A jury has found in favor of the widow of the Lavonia pastor shot and killed in Toccoa back in 2009 in her federal civil suit.
Thursday afternoon, a jury issued a verdict for Abigail Ayers in her wrongful death lawsuit against former Mountain Judicial Circuit N.C.I.S. Drug Team Agent Billy Shane Harrison and awarded her just over $2.3 million in total damages.
Ayers’ late husband, the Rev. Jonathan Ayers, was shot by Harrison in the parking lot of a Toccoa gas station on September 1, 2009 and died of his injuries hours later.
The Rev. Ayers was leaving a gas station at the corner of Broad and Currahee streets in Toccoa that afternoon when Harrison and other NCIS drug team agents approached the pastor’s vehicle.
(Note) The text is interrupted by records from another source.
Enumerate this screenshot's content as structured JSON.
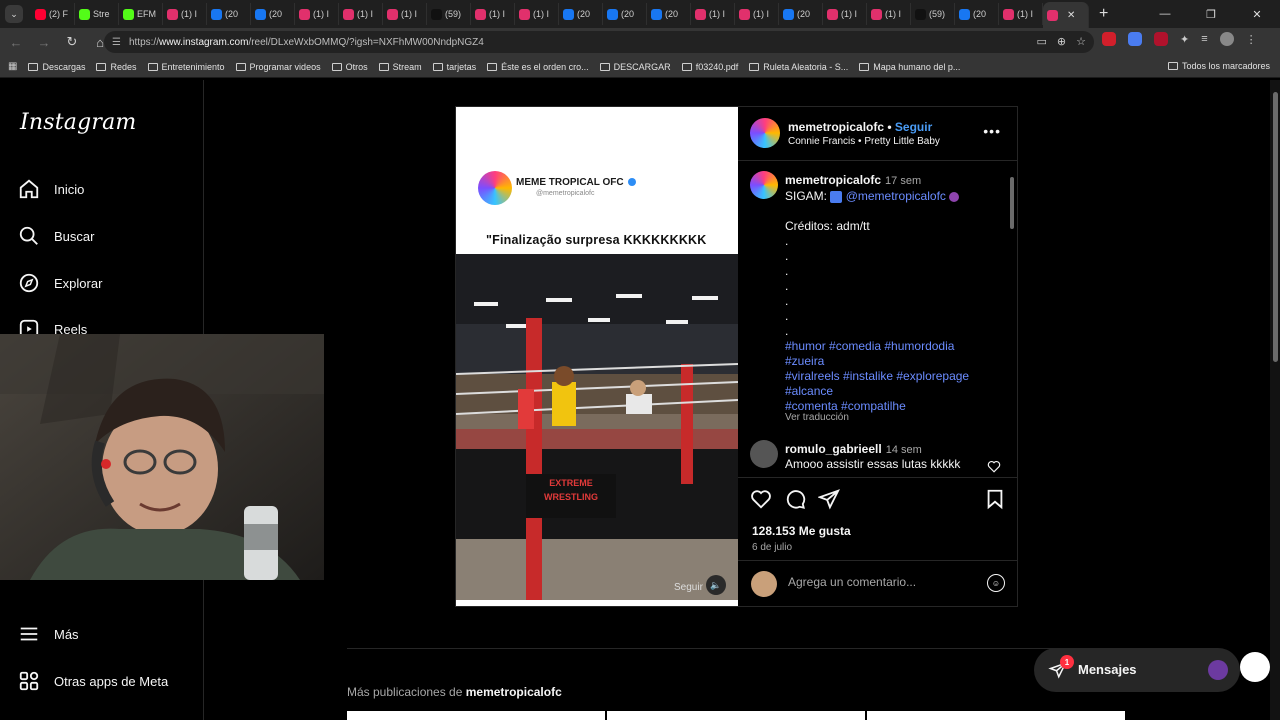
{
  "browser": {
    "tab_menu": "⌄",
    "tabs": [
      {
        "label": "(2) F",
        "color": "#ff0033"
      },
      {
        "label": "Stre",
        "color": "#53fc18"
      },
      {
        "label": "EFM",
        "color": "#53fc18"
      },
      {
        "label": "(1) I",
        "color": "#e1306c"
      },
      {
        "label": "(20",
        "color": "#1877f2"
      },
      {
        "label": "(20",
        "color": "#1877f2"
      },
      {
        "label": "(1) I",
        "color": "#e1306c"
      },
      {
        "label": "(1) I",
        "color": "#e1306c"
      },
      {
        "label": "(1) I",
        "color": "#e1306c"
      },
      {
        "label": "(59)",
        "color": "#111111"
      },
      {
        "label": "(1) I",
        "color": "#e1306c"
      },
      {
        "label": "(1) I",
        "color": "#e1306c"
      },
      {
        "label": "(20",
        "color": "#1877f2"
      },
      {
        "label": "(20",
        "color": "#1877f2"
      },
      {
        "label": "(20",
        "color": "#1877f2"
      },
      {
        "label": "(1) I",
        "color": "#e1306c"
      },
      {
        "label": "(1) I",
        "color": "#e1306c"
      },
      {
        "label": "(20",
        "color": "#1877f2"
      },
      {
        "label": "(1) I",
        "color": "#e1306c"
      },
      {
        "label": "(1) I",
        "color": "#e1306c"
      },
      {
        "label": "(59)",
        "color": "#111111"
      },
      {
        "label": "(20",
        "color": "#1877f2"
      },
      {
        "label": "(1) I",
        "color": "#e1306c"
      }
    ],
    "url_prefix": "https://",
    "url_host": "www.instagram.com",
    "url_path": "/reel/DLxeWxbOMMQ/?igsh=NXFhMW00NndpNGZ4",
    "bookmarks": [
      "Descargas",
      "Redes",
      "Entretenimiento",
      "Programar videos",
      "Otros",
      "Stream",
      "tarjetas",
      "Éste es el orden cro...",
      "DESCARGAR",
      "f03240.pdf",
      "Ruleta Aleatoria - S...",
      "Mapa humano del p..."
    ],
    "bookmarks_right": "Todos los marcadores"
  },
  "sidebar": {
    "logo": "Instagram",
    "items": [
      "Inicio",
      "Buscar",
      "Explorar",
      "Reels"
    ],
    "more": "Más",
    "meta_apps": "Otras apps de Meta"
  },
  "post": {
    "media": {
      "brand": "MEME TROPICAL OFC",
      "handle": "@memetropicalofc",
      "caption": "\"Finalização surpresa KKKKKKKKK",
      "follow_overlay": "Seguir",
      "apron_top": "EXTREME",
      "apron_bottom": "WRESTLING"
    },
    "header": {
      "username": "memetropicalofc",
      "follow": "Seguir",
      "song_artist": "Connie Francis",
      "song_title": "Pretty Little Baby"
    },
    "caption": {
      "username": "memetropicalofc",
      "time": "17 sem",
      "line1_prefix": "SIGAM: ",
      "mention": "@memetropicalofc",
      "credits": "Créditos: adm/tt",
      "dot": ".",
      "hashtag_lines": [
        "#humor #comedia #humordodia",
        "#zueira",
        "#viralreels #instalike #explorepage",
        "#alcance",
        "#comenta #compatilhe"
      ],
      "see_translation": "Ver traducción"
    },
    "comment": {
      "username": "romulo_gabrieell",
      "time": "14 sem",
      "text": "Amooo assistir essas lutas kkkkk"
    },
    "likes": "128.153 Me gusta",
    "date": "6 de julio",
    "comment_placeholder": "Agrega un comentario..."
  },
  "more_posts": {
    "prefix": "Más publicaciones de ",
    "username": "memetropicalofc"
  },
  "messages": {
    "label": "Mensajes",
    "badge": "1"
  }
}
The agents say they wanted to talk to Ayers because they saw him give money to Kayla Barrett, the target of a drug team investigation, earlier that day.
Ayers said before he died that he did not know the agents were police officers and he tried to drive away from them, which is when Harrison shot Ayers.
Harrison states that he identified himself as police and says that the Rev. Ayers saw his badge.
During the trial, attorneys for Ms. Ayers called this a case of the wrongful death of an innocent man by an overzealous law enforcement officer, saying Harrison’s actions represented professional incompetence and use of excessive force.
However, Harrison’s attorney called it a case of self-defense, arguing that it was objectively reasonable for Harrison to perceive Ayers as an imminent threat when Ayers backed his vehicle towards fellow Drug Team Agent Chance Oxner, who was behind Ayers’ vehicle, and then drove forward towards Harrison.
In its verdict, the jury awarded Ayers more than $1.26 million in damages for the economic value of her husband’s life and another $1 million in damages to compensate for the intangible element of his life.
The jury also awarded Ayers just over $35,500 to compensate Ayers for her husband’s medical and funeral expenses and $5,000 to compensate her for his pain and suffering before he died.
In an e-mail to WNEG News Thursday evening, Harrison’s attorney stated that the lost future income amount will be reduced to current cash value as required by law, making the net award around $1.6 million.
Terry Williams said that he will file a motion on behalf of Harrison requesting the court to vacate the verdict based on qualified immunity and if that fails, he will file an appeal.
In an e-mail response to the verdict, Williams said they strongly believe that the evidence presented in court showed Harrison acted reasonably in response to the situation Ayers created.
Williams went on to say that they feel the criticism made with hindsight and sympathy factors are hard to overcome in front of a jury.
Hendrix has not responded to an e-mail request for comment as of Friday morning.
Sources indicated that Harrison is covered by liability insurance through the Association of County Commissioners of Georgia.